**Data extracts:**
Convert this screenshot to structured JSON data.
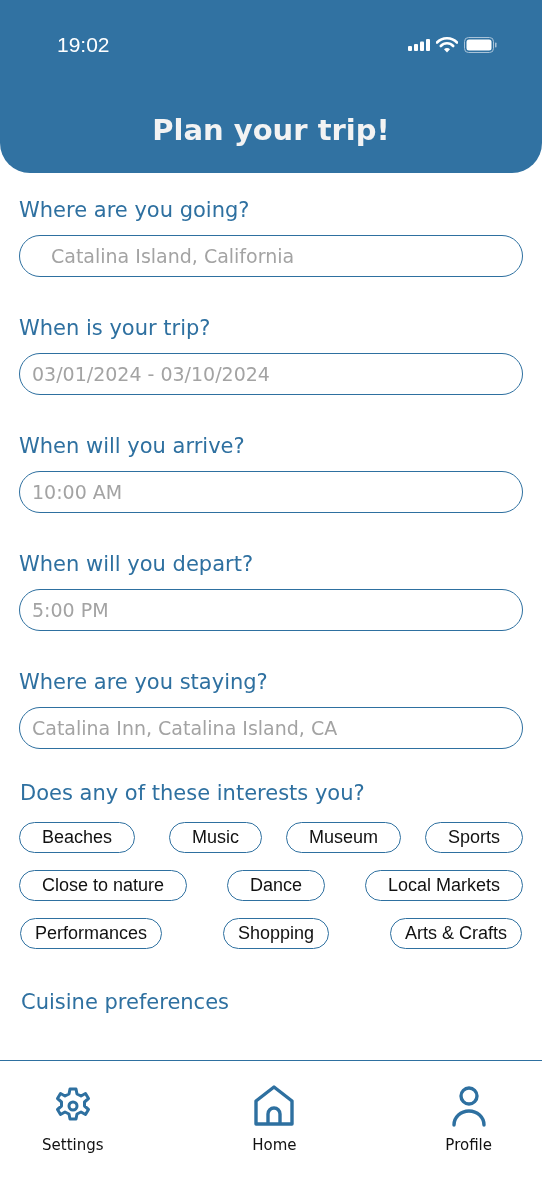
{
  "status_bar": {
    "time": "19:02"
  },
  "header": {
    "title": "Plan your trip!"
  },
  "fields": [
    {
      "label": "Where are you going?",
      "placeholder": "Catalina Island, California",
      "kind": "indented"
    },
    {
      "label": "When is your trip?",
      "placeholder": "03/01/2024 - 03/10/2024",
      "kind": "plain"
    },
    {
      "label": "When will you arrive?",
      "placeholder": "10:00 AM",
      "kind": "plain"
    },
    {
      "label": "When will you depart?",
      "placeholder": "5:00 PM",
      "kind": "plain"
    },
    {
      "label": "Where are you staying?",
      "placeholder": "Catalina Inn, Catalina Island, CA",
      "kind": "plain"
    }
  ],
  "interests": {
    "heading": "Does any of these interests you?",
    "rows": [
      [
        {
          "label": "Beaches",
          "selected": false
        },
        {
          "label": "Music",
          "selected": false
        },
        {
          "label": "Museum",
          "selected": false
        },
        {
          "label": "Sports",
          "selected": false
        }
      ],
      [
        {
          "label": "Close to nature",
          "selected": false
        },
        {
          "label": "Dance",
          "selected": false
        },
        {
          "label": "Local Markets",
          "selected": false
        }
      ],
      [
        {
          "label": "Performances",
          "selected": false
        },
        {
          "label": "Shopping",
          "selected": false
        },
        {
          "label": "Arts & Crafts",
          "selected": false
        }
      ]
    ]
  },
  "cuisine": {
    "heading": "Cuisine preferences"
  },
  "nav": [
    {
      "label": "Settings",
      "kind": "settings"
    },
    {
      "label": "Home",
      "kind": "home"
    },
    {
      "label": "Profile",
      "kind": "profile"
    }
  ]
}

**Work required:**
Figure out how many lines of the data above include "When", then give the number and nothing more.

**Exercise response:**
3